On Monday, a federal district court ruled that a city in Michigan cannot prevent Stephen Tennes, an apple farmer who does not host same-sex weddings at his orchard, from participating in the East Lansing Farmers Market (ELFM) because of his Christian beliefs on marriage.
Tennes, owner of Country Mill Farms, 22 miles away from East Lansing, had participated in ELFM for five consecutive years leading up to the lawsuit, says he kindly served all customers and never received any major complaints. In response to a question on Facebook in 2016, Tennes stated that he and his wife would not host same-sex weddings on the orchard property because of their Christian principles.
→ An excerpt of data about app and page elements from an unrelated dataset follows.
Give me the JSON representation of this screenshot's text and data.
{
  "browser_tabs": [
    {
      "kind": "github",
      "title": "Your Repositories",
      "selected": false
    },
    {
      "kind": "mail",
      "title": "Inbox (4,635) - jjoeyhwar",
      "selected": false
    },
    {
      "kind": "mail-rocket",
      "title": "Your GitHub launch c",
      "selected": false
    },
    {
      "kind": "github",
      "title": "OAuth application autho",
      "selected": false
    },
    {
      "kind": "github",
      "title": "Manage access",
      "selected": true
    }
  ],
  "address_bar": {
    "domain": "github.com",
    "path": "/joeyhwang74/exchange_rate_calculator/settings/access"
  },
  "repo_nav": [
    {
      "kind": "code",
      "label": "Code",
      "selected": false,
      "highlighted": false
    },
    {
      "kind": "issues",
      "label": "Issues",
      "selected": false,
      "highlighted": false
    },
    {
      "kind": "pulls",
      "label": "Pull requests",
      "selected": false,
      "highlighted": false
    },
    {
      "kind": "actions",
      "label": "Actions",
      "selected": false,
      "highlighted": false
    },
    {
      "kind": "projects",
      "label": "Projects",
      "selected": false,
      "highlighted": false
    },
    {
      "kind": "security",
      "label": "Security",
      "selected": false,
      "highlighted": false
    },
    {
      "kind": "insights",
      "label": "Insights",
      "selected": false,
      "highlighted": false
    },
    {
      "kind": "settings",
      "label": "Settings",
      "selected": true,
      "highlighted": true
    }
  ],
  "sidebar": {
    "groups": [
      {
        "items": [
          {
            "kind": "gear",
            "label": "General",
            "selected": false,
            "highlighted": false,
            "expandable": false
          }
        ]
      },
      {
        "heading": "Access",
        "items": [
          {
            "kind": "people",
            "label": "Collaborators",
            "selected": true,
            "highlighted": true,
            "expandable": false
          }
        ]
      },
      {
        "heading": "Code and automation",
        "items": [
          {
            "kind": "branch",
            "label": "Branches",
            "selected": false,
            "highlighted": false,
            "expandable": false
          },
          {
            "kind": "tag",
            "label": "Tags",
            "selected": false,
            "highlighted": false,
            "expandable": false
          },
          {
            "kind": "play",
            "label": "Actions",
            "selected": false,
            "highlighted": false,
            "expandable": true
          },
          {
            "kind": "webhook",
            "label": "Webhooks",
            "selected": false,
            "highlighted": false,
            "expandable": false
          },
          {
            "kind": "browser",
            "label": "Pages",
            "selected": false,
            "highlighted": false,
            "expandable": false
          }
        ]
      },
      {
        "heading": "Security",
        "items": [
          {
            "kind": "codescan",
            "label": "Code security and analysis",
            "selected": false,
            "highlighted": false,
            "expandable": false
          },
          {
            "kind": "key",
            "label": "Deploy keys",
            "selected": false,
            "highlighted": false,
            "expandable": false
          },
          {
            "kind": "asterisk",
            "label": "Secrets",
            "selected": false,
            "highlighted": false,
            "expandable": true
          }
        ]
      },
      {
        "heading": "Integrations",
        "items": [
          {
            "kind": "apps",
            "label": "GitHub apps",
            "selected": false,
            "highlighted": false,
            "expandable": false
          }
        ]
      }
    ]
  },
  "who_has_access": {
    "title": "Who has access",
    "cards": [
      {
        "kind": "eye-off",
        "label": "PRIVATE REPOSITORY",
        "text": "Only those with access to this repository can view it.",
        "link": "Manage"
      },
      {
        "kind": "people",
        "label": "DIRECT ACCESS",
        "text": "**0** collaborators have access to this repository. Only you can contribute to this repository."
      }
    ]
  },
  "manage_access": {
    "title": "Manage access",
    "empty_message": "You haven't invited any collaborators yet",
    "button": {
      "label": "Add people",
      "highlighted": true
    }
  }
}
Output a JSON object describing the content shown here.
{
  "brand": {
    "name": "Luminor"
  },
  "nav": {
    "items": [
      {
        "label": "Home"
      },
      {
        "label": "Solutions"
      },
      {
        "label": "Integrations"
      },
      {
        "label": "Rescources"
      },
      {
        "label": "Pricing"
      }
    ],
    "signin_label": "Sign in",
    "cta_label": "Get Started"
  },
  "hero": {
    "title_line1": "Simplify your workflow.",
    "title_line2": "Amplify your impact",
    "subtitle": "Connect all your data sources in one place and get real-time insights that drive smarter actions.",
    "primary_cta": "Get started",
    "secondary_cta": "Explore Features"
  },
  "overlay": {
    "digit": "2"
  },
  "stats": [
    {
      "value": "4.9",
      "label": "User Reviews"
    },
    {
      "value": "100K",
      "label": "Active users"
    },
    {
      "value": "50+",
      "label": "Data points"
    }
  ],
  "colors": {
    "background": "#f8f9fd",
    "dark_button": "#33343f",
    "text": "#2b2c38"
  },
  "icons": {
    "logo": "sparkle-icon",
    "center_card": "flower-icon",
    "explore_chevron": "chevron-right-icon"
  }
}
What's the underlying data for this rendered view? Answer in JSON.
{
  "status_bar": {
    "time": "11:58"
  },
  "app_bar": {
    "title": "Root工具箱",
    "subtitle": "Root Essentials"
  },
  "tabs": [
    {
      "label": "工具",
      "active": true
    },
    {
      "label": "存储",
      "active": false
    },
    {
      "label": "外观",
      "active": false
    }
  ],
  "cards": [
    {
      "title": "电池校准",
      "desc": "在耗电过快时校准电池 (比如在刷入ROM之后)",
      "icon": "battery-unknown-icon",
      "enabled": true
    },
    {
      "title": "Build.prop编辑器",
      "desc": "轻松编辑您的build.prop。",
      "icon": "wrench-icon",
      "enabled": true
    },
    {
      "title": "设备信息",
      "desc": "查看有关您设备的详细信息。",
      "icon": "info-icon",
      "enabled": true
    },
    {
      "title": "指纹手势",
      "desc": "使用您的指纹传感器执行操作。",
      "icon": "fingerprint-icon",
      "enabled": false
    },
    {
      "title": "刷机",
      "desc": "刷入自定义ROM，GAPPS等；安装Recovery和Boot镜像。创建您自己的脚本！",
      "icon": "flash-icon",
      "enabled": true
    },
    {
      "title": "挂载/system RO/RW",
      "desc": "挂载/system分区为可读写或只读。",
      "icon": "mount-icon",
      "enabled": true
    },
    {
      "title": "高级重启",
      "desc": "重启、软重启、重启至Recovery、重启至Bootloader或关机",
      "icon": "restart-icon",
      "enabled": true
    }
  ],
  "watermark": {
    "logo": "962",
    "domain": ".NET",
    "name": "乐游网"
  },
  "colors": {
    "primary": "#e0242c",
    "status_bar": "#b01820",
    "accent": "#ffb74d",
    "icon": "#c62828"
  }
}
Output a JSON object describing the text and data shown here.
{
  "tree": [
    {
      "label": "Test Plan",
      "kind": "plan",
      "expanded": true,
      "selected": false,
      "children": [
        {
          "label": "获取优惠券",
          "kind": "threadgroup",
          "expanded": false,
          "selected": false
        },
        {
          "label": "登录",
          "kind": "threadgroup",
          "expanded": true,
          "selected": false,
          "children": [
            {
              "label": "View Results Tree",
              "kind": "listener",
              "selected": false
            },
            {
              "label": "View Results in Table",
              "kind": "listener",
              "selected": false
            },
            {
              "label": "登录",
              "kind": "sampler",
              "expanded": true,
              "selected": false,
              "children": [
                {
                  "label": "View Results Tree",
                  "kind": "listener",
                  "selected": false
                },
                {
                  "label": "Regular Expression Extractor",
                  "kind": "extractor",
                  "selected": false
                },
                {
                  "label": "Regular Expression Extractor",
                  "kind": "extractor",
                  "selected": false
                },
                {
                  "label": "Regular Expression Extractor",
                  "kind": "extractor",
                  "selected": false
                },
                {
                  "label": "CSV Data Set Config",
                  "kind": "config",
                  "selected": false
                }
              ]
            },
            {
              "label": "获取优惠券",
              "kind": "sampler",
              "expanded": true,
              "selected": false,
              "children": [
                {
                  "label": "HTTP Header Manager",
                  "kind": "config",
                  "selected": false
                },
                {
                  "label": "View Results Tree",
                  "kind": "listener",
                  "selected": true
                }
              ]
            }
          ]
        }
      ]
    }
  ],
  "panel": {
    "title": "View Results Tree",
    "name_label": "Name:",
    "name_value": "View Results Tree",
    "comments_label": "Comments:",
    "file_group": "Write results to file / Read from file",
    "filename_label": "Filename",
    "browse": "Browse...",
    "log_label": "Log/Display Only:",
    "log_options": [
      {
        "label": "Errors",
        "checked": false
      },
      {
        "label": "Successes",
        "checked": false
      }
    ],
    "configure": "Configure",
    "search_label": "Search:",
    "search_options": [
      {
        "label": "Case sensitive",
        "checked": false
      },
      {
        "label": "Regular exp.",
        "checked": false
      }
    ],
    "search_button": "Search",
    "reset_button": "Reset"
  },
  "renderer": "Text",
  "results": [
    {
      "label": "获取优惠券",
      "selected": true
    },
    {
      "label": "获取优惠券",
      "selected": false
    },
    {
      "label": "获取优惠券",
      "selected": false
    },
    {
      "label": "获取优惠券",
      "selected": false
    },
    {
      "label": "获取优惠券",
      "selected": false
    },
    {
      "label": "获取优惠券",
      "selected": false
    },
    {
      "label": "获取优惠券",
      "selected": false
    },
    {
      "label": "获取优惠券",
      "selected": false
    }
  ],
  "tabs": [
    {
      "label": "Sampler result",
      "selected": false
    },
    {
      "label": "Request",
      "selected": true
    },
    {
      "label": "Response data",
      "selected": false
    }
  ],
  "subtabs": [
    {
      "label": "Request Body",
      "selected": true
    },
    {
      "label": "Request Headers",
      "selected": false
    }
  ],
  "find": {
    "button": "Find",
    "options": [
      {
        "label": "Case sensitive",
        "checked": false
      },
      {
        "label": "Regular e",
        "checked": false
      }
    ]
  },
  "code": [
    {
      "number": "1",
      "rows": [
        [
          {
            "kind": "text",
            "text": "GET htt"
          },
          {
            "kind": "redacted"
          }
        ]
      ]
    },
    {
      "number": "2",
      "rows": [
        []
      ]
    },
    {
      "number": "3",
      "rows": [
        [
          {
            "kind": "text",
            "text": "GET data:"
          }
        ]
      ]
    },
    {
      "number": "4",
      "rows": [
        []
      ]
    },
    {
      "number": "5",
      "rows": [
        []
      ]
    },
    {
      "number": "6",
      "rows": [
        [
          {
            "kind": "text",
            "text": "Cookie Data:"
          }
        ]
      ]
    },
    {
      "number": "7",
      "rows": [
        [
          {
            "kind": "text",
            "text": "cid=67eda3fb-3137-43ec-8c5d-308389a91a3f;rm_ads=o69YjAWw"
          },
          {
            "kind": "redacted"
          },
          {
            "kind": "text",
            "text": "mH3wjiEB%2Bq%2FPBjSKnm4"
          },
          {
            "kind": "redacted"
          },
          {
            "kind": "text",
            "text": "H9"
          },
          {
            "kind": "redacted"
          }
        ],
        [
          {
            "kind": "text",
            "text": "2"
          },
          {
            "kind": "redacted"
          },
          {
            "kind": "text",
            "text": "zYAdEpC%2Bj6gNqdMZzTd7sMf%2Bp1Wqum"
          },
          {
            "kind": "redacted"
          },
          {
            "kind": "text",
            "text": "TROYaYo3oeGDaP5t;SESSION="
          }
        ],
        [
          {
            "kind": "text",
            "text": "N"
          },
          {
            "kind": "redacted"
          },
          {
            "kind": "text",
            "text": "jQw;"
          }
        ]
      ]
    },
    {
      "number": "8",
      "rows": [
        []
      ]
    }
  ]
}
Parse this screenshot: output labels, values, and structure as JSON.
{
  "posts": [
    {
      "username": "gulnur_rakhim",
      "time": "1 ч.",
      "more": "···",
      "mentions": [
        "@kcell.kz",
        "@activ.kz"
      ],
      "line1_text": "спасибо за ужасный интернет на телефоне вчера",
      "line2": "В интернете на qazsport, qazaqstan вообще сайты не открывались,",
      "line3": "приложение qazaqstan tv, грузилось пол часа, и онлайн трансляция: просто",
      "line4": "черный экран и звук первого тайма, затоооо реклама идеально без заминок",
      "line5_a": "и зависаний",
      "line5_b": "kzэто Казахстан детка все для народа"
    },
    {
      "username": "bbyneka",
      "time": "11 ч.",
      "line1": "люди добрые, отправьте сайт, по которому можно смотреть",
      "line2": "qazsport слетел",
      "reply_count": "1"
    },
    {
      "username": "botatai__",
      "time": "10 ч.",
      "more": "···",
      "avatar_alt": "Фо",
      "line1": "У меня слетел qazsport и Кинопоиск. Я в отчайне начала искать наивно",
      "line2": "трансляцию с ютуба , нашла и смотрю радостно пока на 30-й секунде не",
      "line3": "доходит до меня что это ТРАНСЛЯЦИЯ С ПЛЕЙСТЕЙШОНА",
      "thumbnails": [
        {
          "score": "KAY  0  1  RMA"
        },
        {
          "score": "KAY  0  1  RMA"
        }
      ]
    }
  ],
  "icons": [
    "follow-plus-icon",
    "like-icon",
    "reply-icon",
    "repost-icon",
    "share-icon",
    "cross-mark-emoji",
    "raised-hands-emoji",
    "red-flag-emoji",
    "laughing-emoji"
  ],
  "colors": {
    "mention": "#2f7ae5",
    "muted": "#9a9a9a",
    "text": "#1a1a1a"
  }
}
As a result, East Lansing city officials did not send Tennes an invitation to participate in ELFM’s 2017 season and denied his subsequent vendor application. The city officials amended the vendor guidelines specifically to exclude Tennes for his religious convictions regarding marriage, making it a requirement for all vendors to comply with the city’s civil rights ordinances and public policy against discrimination, even outside of the farmers market. The vendor guidelines also gave ELFM’s planning committee the ability to decide who to invite to the farmers market with “functionally unfettered discretion,” making the guidelines not generally applicable.
Tennes, with the help of Alliance Defending Freedom (ADF), sued the city for violating his religious rights under the First Amendment. U.S. District Judge Paul L. Maloney ordered the city to allow Tennes’ participation in the farmers market during the lawsuit’s progression.
After a six-year legal battle, the court under Judge Maloney ruled that East Lansing’s “decision to deny (Tennes’) application substantially burdened (his) free exercise of religion.” The ruling declared that Tennes was forced by the city to choose between his “religious beliefs and a government benefit for which Country Mill Farms was eligible.” Tennes is now free to participate in the farmers market with his religious freedom protected.
“We’re glad that we were able to go forward with this,” Tennes told Fox News Digital, “and the court has come out with a strong ruling that helps not just our family, but really people of all backgrounds and beliefs to realize that the government can’t choose to punish some people just because they don’t like their beliefs.” He shared that the original decision to sue was difficult, but was one the family had to make as they were “faced with the choice of providing for our family like we always had, or walking away from our religious beliefs.”
ADF Senior Counsel Kate Anderson argued in court for Country Mill Farms in 2021. “This is a ruling about each one of us being able to live according to our religious beliefs. And that’s the freedom that everyone should want,” Anderson said to Fox News Digital. “[Tennes and his family] are eager to mend fences with current city officials and get back to doing what Country Mill does best—as expressed in its mission statement: ‘glorifying God by facilitating family fun on the farm and feeding families.’”
Photo: Courtesy of Alliance Defending Freedom